Erosion – transportation of sediment after it is broken down by weathering
The forces that carry sediment (4 forces; 3 of them were demonstrated by sand in class) water, wind, glaciers, and gravity
Weathering (chemical and mechanical)
Explain how a pothole is formed.  A pothole is formed by ice wedging, which means that water seeps into a crack, then freezes and expands, wedging the rock apart.
Is the formation of a pothole mechanical or chemical weathering? physical
What is chemical weathering?  Chemical weathering is the breaking down of rocks where the composition of the rock is changed in the process.  This is different from physical weathering because physical weathering just makes rocks into smaller rocks.
Where fossils are found
In which type of rock are fossils mostly found?  Sedimentary
Relative ages of rocks
How does the age of fossils in the bottom layer of sedimentary rocks compare to the ages of fossils in the top layer?  The bottom layer is older than the top layer.
What the fossil record tells us
What can scientists infer by studying fossils of organisms that lived long ago?
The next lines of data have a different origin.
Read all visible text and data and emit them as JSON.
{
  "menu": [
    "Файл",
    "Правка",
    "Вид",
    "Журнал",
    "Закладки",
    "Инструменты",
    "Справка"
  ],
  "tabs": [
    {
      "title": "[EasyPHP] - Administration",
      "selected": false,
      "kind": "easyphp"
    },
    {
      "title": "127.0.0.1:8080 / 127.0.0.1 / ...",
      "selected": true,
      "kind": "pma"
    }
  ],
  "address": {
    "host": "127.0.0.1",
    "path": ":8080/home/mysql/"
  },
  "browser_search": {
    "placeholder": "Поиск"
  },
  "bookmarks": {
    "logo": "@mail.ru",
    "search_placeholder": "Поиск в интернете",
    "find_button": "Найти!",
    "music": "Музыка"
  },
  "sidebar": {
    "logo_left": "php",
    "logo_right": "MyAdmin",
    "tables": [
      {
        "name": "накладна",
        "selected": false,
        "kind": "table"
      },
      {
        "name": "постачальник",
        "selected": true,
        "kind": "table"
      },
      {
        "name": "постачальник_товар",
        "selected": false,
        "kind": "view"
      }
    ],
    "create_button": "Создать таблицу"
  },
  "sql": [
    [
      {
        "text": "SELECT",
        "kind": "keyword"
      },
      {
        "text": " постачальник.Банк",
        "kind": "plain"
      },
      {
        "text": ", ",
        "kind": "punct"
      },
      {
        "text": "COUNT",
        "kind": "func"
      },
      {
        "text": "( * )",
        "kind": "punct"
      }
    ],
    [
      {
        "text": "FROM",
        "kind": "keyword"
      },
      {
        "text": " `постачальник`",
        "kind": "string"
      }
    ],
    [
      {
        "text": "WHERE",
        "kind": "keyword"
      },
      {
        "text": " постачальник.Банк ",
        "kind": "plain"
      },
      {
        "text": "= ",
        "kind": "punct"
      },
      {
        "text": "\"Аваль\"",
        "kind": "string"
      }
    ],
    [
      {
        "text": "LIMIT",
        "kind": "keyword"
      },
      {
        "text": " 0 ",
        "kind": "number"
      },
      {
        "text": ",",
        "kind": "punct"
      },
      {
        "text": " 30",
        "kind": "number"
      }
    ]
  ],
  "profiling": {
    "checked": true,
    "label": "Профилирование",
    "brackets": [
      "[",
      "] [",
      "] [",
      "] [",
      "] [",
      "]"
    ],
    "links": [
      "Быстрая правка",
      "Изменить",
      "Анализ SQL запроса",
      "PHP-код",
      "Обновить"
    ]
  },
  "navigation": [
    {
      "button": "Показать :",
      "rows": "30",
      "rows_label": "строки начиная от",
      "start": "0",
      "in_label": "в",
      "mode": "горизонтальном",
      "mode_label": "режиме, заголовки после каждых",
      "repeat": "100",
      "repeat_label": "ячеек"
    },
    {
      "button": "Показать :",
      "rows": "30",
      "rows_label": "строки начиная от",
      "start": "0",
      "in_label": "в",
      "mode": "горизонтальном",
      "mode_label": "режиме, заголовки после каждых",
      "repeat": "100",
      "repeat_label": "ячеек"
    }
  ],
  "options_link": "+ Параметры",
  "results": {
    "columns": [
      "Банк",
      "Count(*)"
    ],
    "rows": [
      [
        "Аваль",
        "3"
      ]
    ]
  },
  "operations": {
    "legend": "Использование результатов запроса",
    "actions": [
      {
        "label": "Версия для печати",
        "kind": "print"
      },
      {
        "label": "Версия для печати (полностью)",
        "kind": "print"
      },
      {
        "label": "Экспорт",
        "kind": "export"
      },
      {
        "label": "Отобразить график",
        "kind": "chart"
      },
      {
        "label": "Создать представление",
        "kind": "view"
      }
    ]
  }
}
Scientists can infer what the characteristics of the climates and environments were.
Theory of Plate Tectonics
Alfred Wegener’s hypothesis:  The continents used to be connected and then have slowly moved apart to their current locations.
What fossils show about continental drift:  Fossils of some plants and animals can be found on more than one continent, showing that the continents used to be connected.
Convection Currents – movement that is created in a fluid when it is heated unevenly
Draw two convection currents in the mantle that are helping tectonic plates move.
Why one plate sinks under the other at a subduction zone
Draw a picture of one plate subducting under the other.
Label the plate that is more dense. The more dense plate is sinking under the continental plate.
Seafloor spreading
Who is Harry Hess?  What did he do to provide evidence for Wegener’s hypothesis?
Harry Hess used sonar to map the ocean floor.  He showed that there were ridges (mountains) and volcanoes on the seafloor, which provided evidence that new rock material was being created at the ridges, pushing the continents apart.
Measuring mass with a triple beam balance
Be able to measure mass to the nearest tenth of a gram.